Records excerpted from a collection:
################

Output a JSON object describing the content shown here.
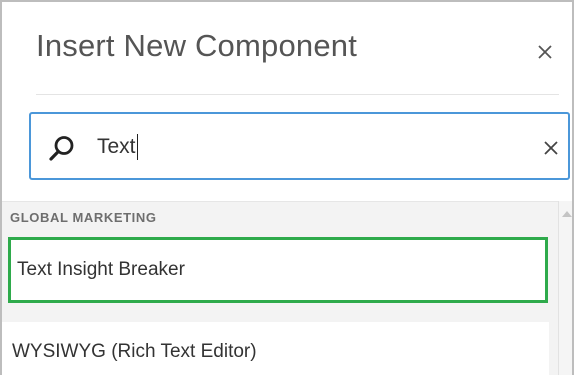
{
  "dialog": {
    "title": "Insert New Component",
    "close_icon": "close-icon"
  },
  "search": {
    "value": "Text",
    "search_icon": "search-icon",
    "clear_icon": "clear-icon"
  },
  "results": {
    "group_label": "GLOBAL MARKETING",
    "items": [
      {
        "label": "Text Insight Breaker",
        "highlight_color": "#2eaa4b"
      },
      {
        "label": "WYSIWYG (Rich Text Editor)"
      }
    ]
  },
  "colors": {
    "search_border": "#4b97d9",
    "selection_border": "#2eaa4b"
  }
}
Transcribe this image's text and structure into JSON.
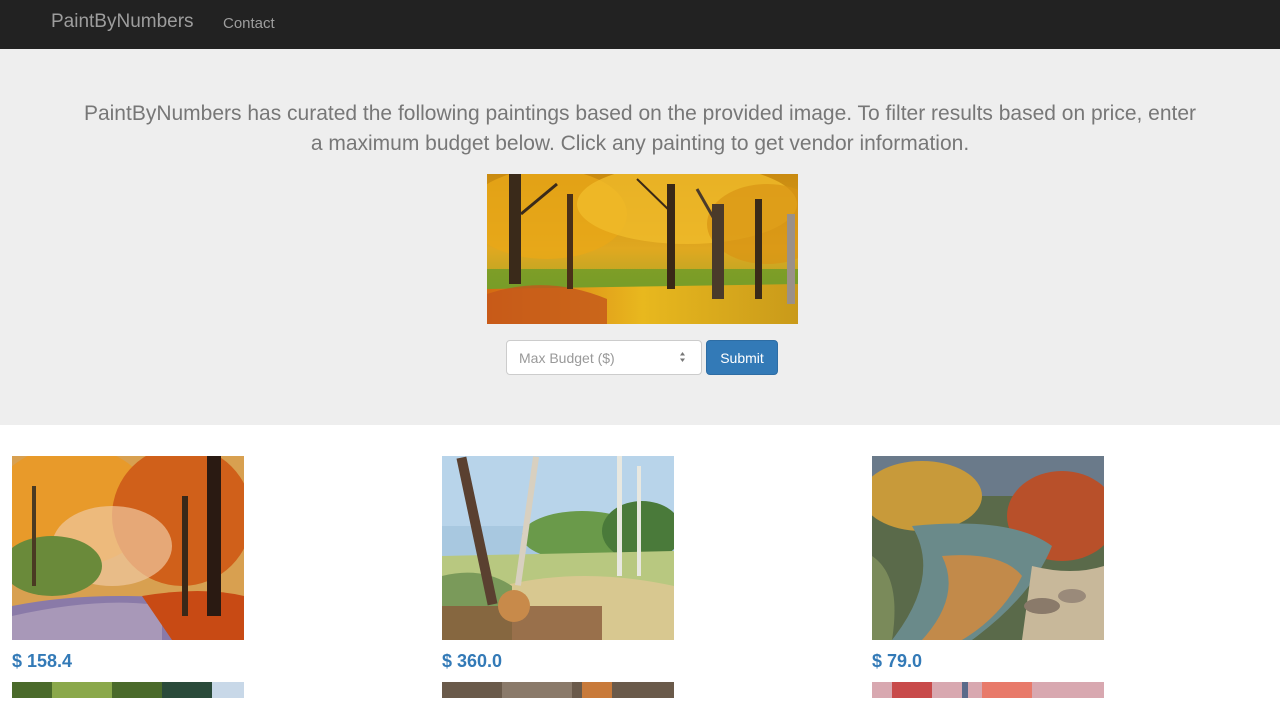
{
  "navbar": {
    "brand": "PaintByNumbers",
    "links": [
      "Contact"
    ],
    "bg_color": "#222222"
  },
  "intro": {
    "text": "PaintByNumbers has curated the following paintings based on the provided image. To filter results based on price, enter a maximum budget below. Click any painting to get vendor information."
  },
  "hero": {
    "subject": "autumn forest painting"
  },
  "filter": {
    "budget_placeholder": "Max Budget ($)",
    "submit_label": "Submit",
    "accent": "#337ab7"
  },
  "paintings": [
    {
      "price": "$ 158.4",
      "subject": "autumn road painting"
    },
    {
      "price": "$ 360.0",
      "subject": "birch trees and logs painting"
    },
    {
      "price": "$ 79.0",
      "subject": "autumn river painting"
    }
  ],
  "next_row": [
    {
      "subject": "green foliage painting"
    },
    {
      "subject": "forest painting"
    },
    {
      "subject": "red autumn painting"
    }
  ]
}
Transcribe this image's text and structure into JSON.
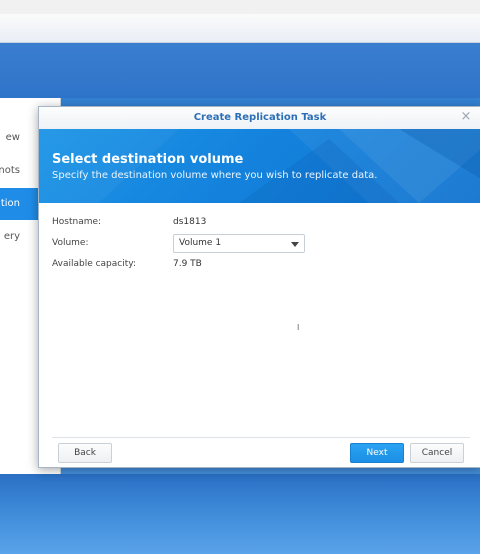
{
  "background_window": {
    "items": [
      {
        "label": "ew"
      },
      {
        "label": "nots"
      },
      {
        "label": "ation",
        "active": true
      },
      {
        "label": "ery"
      }
    ]
  },
  "dialog": {
    "title": "Create Replication Task",
    "close_icon": "×",
    "banner": {
      "heading": "Select destination volume",
      "subtitle": "Specify the destination volume where you wish to replicate data."
    },
    "form": {
      "hostname_label": "Hostname:",
      "hostname_value": "ds1813",
      "volume_label": "Volume:",
      "volume_value": "Volume 1",
      "capacity_label": "Available capacity:",
      "capacity_value": "7.9 TB"
    },
    "buttons": {
      "back": "Back",
      "next": "Next",
      "cancel": "Cancel"
    }
  },
  "colors": {
    "accent": "#1f8de8",
    "title_blue": "#2d6fb6"
  }
}
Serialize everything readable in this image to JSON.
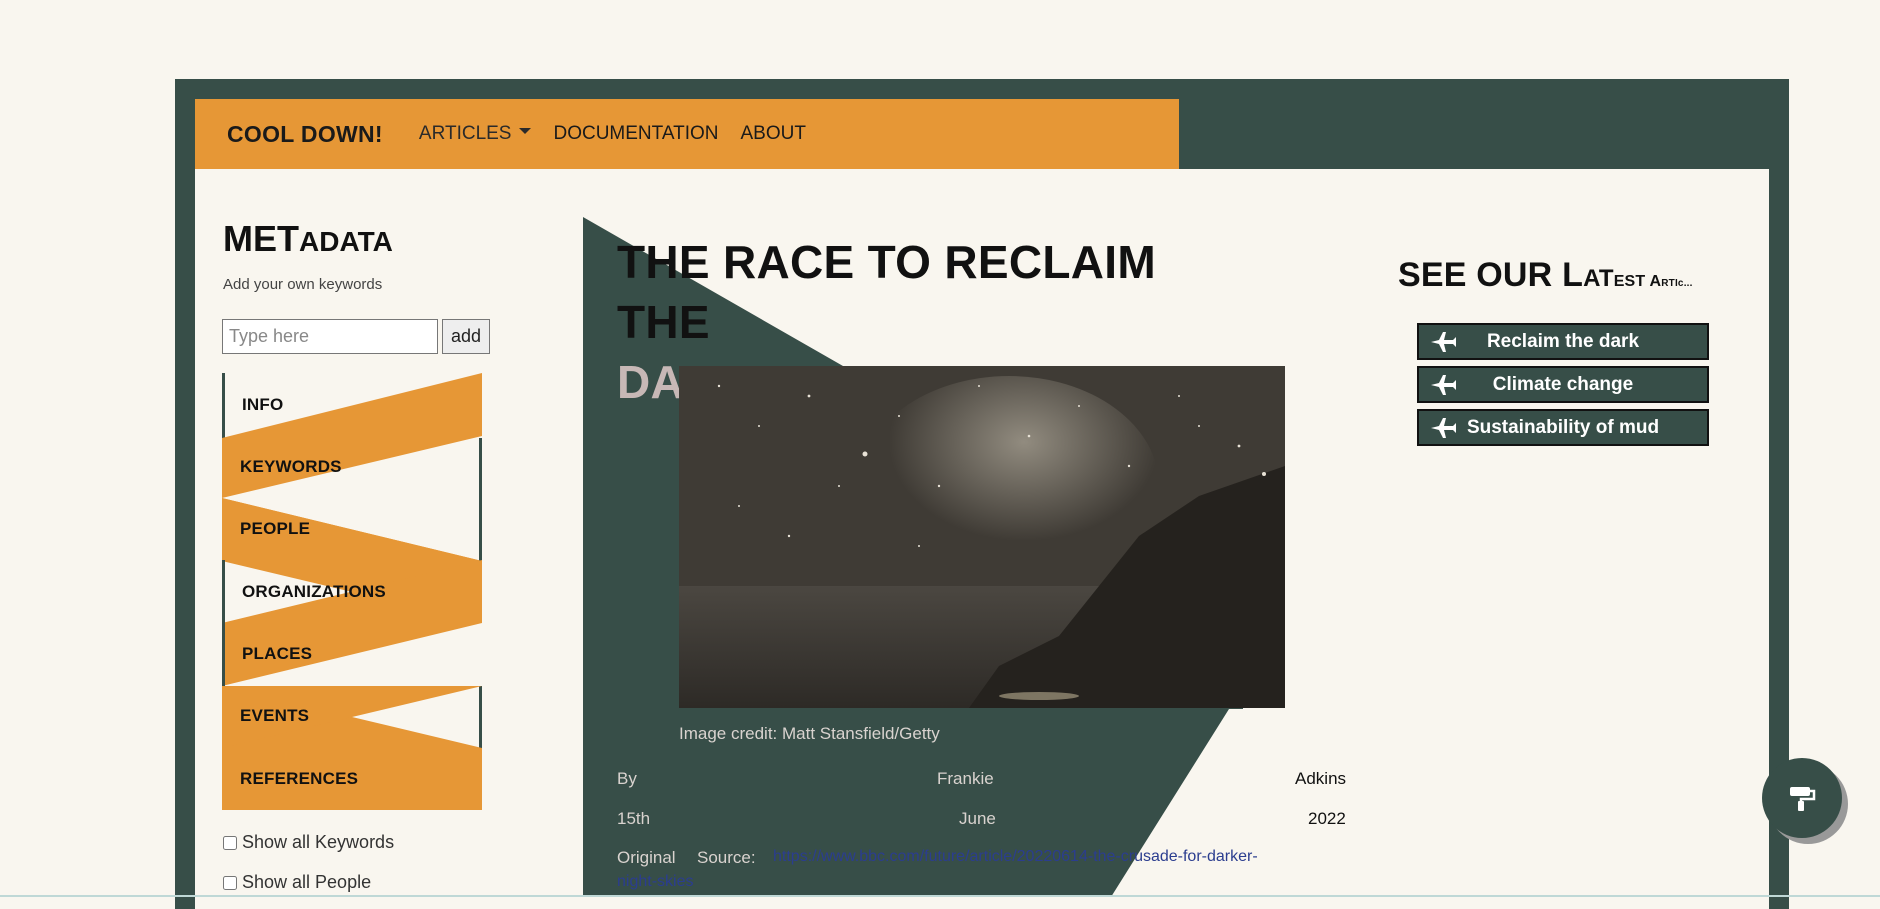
{
  "navbar": {
    "brand": "COOL DOWN!",
    "items": [
      "ARTICLES",
      "DOCUMENTATION",
      "ABOUT"
    ]
  },
  "sidebar": {
    "title_big": "MET",
    "title_small": "ADATA",
    "subtitle": "Add your own keywords",
    "input_placeholder": "Type here",
    "add_label": "add",
    "menu": [
      "INFO",
      "KEYWORDS",
      "PEOPLE",
      "ORGANIZATIONS",
      "PLACES",
      "EVENTS",
      "REFERENCES"
    ],
    "checkboxes": [
      "Show all Keywords",
      "Show all People"
    ]
  },
  "article": {
    "title_line1": "THE RACE TO RECLAIM THE",
    "title_line2": "DARK",
    "image_credit": "Image credit: Matt Stansfield/Getty",
    "by_label": "By",
    "author_first": "Frankie",
    "author_last": "Adkins",
    "date_day": "15th",
    "date_month": "June",
    "date_year": "2022",
    "source_label_1": "Original",
    "source_label_2": "Source:",
    "source_url_line1": "https://www.bbc.com/future/article/20220614-the-crusade-for-darker-",
    "source_url_line2": "night-skies"
  },
  "latest": {
    "title_big": "SEE OUR L",
    "title_s1": "AT",
    "title_s2": "EST A",
    "title_s3": "RTIc...",
    "buttons": [
      "Reclaim the dark",
      "Climate change",
      "Sustainability of mud"
    ]
  },
  "colors": {
    "accent": "#e69736",
    "frame": "#374e48",
    "background": "#f9f6ef"
  },
  "icons": {
    "fab": "paint-roller-icon",
    "latest": "airplane-icon"
  }
}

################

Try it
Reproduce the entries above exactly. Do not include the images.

Exercise response
Output a JSON object describing the content shown here.
{
  "dialog": {
    "title": "Insert New Component",
    "close_icon": "close-icon"
  },
  "search": {
    "value": "Text",
    "search_icon": "search-icon",
    "clear_icon": "clear-icon"
  },
  "results": {
    "group_label": "GLOBAL MARKETING",
    "items": [
      {
        "label": "Text Insight Breaker",
        "highlight_color": "#2eaa4b"
      },
      {
        "label": "WYSIWYG (Rich Text Editor)"
      }
    ]
  },
  "colors": {
    "search_border": "#4b97d9",
    "selection_border": "#2eaa4b"
  }
}
Transcribe this image's text and structure into JSON.
{
  "navbar": {
    "brand": "PaintByNumbers",
    "links": [
      "Contact"
    ],
    "bg_color": "#222222"
  },
  "intro": {
    "text": "PaintByNumbers has curated the following paintings based on the provided image. To filter results based on price, enter a maximum budget below. Click any painting to get vendor information."
  },
  "hero": {
    "subject": "autumn forest painting"
  },
  "filter": {
    "budget_placeholder": "Max Budget ($)",
    "submit_label": "Submit",
    "accent": "#337ab7"
  },
  "paintings": [
    {
      "price": "$ 158.4",
      "subject": "autumn road painting"
    },
    {
      "price": "$ 360.0",
      "subject": "birch trees and logs painting"
    },
    {
      "price": "$ 79.0",
      "subject": "autumn river painting"
    }
  ],
  "next_row": [
    {
      "subject": "green foliage painting"
    },
    {
      "subject": "forest painting"
    },
    {
      "subject": "red autumn painting"
    }
  ]
}
Transcribe this image's text and structure into JSON.
{
  "background_window": {
    "items": [
      {
        "label": "ew"
      },
      {
        "label": "nots"
      },
      {
        "label": "ation",
        "active": true
      },
      {
        "label": "ery"
      }
    ]
  },
  "dialog": {
    "title": "Create Replication Task",
    "close_icon": "×",
    "banner": {
      "heading": "Select destination volume",
      "subtitle": "Specify the destination volume where you wish to replicate data."
    },
    "form": {
      "hostname_label": "Hostname:",
      "hostname_value": "ds1813",
      "volume_label": "Volume:",
      "volume_value": "Volume 1",
      "capacity_label": "Available capacity:",
      "capacity_value": "7.9 TB"
    },
    "buttons": {
      "back": "Back",
      "next": "Next",
      "cancel": "Cancel"
    }
  },
  "colors": {
    "accent": "#1f8de8",
    "title_blue": "#2d6fb6"
  }
}
Serialize everything readable in this image to JSON.
{
  "navbar": {
    "brand": "COOL DOWN!",
    "items": [
      "ARTICLES",
      "DOCUMENTATION",
      "ABOUT"
    ]
  },
  "sidebar": {
    "title_big": "MET",
    "title_small": "ADATA",
    "subtitle": "Add your own keywords",
    "input_placeholder": "Type here",
    "add_label": "add",
    "menu": [
      "INFO",
      "KEYWORDS",
      "PEOPLE",
      "ORGANIZATIONS",
      "PLACES",
      "EVENTS",
      "REFERENCES"
    ],
    "checkboxes": [
      "Show all Keywords",
      "Show all People"
    ]
  },
  "article": {
    "title_line1": "THE RACE TO RECLAIM THE",
    "title_line2": "DARK",
    "image_credit": "Image credit: Matt Stansfield/Getty",
    "by_label": "By",
    "author_first": "Frankie",
    "author_last": "Adkins",
    "date_day": "15th",
    "date_month": "June",
    "date_year": "2022",
    "source_label_1": "Original",
    "source_label_2": "Source:",
    "source_url_line1": "https://www.bbc.com/future/article/20220614-the-crusade-for-darker-",
    "source_url_line2": "night-skies"
  },
  "latest": {
    "title_big": "SEE OUR L",
    "title_s1": "AT",
    "title_s2": "EST A",
    "title_s3": "RTIc...",
    "buttons": [
      "Reclaim the dark",
      "Climate change",
      "Sustainability of mud"
    ]
  },
  "colors": {
    "accent": "#e69736",
    "frame": "#374e48",
    "background": "#f9f6ef"
  },
  "icons": {
    "fab": "paint-roller-icon",
    "latest": "airplane-icon"
  }
}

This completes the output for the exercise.